Driving Force Behind Quicksilver Messenger Service Dies at 72:
’Mr. Duncan’s jazz-rooted improvisations and his intricate interplay with the guitarist John Cipollina were crucial elements in Quicksilver Messenger Service’s eclectic chemistry. Although Mr. Cipollina, who died in 1989, was nominally the lead guitarist and Mr. Duncan played rhythm, they constantly traded and blurred those roles.
David Freiberg, the band’s original bassist, called Mr. Duncan Quicksilver’s “engine.” “He was what was holding the band together,” Mr. Freiberg said in an interview. “If he was there, it would work. If he wasn’t, it wouldn’t.”…’
Via The New York Times

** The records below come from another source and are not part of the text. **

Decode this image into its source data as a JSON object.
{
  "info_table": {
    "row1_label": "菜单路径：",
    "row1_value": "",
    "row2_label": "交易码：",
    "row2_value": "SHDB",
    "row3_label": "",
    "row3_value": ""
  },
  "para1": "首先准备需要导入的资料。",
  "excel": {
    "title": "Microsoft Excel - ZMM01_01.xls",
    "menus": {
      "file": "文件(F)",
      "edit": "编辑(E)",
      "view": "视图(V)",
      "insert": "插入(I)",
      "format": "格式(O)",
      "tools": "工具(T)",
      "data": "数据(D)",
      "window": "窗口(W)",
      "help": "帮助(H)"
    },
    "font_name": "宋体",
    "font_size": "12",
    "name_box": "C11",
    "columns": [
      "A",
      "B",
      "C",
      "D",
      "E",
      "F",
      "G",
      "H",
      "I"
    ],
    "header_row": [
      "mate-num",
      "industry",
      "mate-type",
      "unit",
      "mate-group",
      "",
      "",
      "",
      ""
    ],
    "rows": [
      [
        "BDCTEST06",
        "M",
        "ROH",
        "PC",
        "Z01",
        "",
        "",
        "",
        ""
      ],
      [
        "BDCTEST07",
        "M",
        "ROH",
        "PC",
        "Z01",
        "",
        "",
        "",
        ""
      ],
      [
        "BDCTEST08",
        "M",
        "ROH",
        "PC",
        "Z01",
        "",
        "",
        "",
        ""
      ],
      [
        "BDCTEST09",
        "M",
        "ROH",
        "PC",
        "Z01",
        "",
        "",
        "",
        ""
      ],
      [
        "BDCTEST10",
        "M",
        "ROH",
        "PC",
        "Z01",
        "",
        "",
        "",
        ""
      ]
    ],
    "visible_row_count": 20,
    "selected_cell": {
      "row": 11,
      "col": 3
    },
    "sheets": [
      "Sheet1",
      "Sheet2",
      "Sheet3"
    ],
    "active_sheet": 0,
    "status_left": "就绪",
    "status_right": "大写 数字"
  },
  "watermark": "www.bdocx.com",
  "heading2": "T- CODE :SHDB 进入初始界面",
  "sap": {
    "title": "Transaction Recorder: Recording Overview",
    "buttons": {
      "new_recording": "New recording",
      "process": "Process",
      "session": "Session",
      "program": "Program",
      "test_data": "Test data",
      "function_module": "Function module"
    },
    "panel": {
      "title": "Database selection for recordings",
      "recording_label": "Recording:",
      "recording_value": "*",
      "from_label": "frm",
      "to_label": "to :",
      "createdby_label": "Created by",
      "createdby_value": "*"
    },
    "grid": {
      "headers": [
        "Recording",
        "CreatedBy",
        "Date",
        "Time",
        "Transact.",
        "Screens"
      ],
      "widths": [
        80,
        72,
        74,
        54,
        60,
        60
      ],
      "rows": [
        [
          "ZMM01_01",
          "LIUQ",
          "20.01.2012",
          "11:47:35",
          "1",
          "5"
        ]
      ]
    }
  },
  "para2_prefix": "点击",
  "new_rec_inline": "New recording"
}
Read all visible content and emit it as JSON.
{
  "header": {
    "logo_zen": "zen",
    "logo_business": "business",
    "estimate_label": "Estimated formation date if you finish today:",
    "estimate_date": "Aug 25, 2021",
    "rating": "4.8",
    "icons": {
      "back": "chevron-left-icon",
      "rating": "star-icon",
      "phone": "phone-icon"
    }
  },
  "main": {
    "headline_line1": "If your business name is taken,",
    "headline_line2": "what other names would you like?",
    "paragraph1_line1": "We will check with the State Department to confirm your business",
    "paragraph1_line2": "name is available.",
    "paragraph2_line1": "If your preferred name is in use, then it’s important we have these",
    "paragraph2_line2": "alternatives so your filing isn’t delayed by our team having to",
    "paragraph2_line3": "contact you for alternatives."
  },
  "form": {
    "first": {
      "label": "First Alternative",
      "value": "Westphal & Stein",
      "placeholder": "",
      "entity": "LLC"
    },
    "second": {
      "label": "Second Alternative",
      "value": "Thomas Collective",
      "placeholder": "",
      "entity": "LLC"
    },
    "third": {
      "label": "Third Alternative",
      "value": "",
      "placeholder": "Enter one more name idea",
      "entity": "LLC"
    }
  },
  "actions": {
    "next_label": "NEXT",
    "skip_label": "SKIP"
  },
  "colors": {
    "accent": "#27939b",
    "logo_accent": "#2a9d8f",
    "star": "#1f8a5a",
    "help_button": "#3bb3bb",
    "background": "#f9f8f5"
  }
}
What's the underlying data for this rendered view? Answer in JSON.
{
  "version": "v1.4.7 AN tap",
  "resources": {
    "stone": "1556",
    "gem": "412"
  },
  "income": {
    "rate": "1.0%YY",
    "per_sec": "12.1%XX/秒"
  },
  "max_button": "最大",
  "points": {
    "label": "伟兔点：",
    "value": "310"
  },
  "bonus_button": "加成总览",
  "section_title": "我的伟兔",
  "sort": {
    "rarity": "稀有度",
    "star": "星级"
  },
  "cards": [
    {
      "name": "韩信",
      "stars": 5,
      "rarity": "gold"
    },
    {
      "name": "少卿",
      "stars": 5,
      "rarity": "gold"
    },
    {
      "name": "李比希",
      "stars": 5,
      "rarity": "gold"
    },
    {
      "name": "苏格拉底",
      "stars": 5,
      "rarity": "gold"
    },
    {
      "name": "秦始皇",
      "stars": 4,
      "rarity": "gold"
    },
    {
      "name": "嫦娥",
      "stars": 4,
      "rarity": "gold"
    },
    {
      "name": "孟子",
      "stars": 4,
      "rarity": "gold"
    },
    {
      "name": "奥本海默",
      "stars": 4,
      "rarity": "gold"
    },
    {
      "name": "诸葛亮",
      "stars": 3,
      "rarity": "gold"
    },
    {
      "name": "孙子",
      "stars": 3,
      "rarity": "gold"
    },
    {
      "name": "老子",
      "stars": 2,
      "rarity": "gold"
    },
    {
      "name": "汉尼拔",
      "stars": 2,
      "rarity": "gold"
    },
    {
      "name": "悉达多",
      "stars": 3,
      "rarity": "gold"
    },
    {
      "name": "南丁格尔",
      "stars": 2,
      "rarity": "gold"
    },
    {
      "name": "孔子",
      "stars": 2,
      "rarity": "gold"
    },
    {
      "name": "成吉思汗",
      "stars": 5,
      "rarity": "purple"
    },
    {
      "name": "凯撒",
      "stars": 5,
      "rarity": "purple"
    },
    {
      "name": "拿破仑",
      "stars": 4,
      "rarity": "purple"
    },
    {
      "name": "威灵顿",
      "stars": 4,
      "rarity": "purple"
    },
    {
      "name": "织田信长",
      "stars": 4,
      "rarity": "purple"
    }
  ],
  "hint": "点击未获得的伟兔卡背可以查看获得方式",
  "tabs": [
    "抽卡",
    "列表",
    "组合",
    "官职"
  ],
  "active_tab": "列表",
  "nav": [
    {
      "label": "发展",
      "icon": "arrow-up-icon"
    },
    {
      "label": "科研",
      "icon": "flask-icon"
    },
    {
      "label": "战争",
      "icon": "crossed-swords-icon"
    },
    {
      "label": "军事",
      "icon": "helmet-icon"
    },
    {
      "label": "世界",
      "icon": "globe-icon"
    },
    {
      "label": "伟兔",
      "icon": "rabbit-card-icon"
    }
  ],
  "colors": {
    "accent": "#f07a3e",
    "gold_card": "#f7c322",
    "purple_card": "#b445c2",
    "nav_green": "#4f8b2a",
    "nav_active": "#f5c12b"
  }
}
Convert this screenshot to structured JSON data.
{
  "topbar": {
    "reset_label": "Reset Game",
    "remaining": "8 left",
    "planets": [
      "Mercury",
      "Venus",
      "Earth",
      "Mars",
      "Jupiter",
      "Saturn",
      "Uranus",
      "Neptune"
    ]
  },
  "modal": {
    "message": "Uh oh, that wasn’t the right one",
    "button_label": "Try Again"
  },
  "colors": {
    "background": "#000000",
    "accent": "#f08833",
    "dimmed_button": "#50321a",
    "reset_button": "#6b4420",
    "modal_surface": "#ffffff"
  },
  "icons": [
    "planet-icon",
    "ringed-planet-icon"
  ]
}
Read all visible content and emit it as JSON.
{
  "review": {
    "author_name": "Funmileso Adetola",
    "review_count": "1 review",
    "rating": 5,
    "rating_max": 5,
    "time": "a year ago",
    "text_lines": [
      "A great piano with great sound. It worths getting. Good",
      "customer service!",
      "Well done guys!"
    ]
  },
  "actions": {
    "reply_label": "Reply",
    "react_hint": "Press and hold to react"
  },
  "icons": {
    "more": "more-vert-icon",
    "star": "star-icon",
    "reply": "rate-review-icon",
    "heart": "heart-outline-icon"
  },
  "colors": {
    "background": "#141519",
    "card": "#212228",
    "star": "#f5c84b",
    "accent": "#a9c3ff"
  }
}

In their heyday prior to getting more poppy in the ’70’s, Quicksilver was the hidden gem in the San Francisco psychedelic holy trinity along with the better-known and longer-lived Grateful Dead and Jefferson Airplane. I have always been wistful that I never got to see them perform their intricate ‘snake music’ live (they were not at Woodstock, unlike the Dead and the Airplane). I could listen to the ecstatic sinuous interweave between Cipollina and Duncan forever. My commute to work lasts almost exactly long enough to play the “Who Do You Love?” suite from “Happy Trails” start to finish.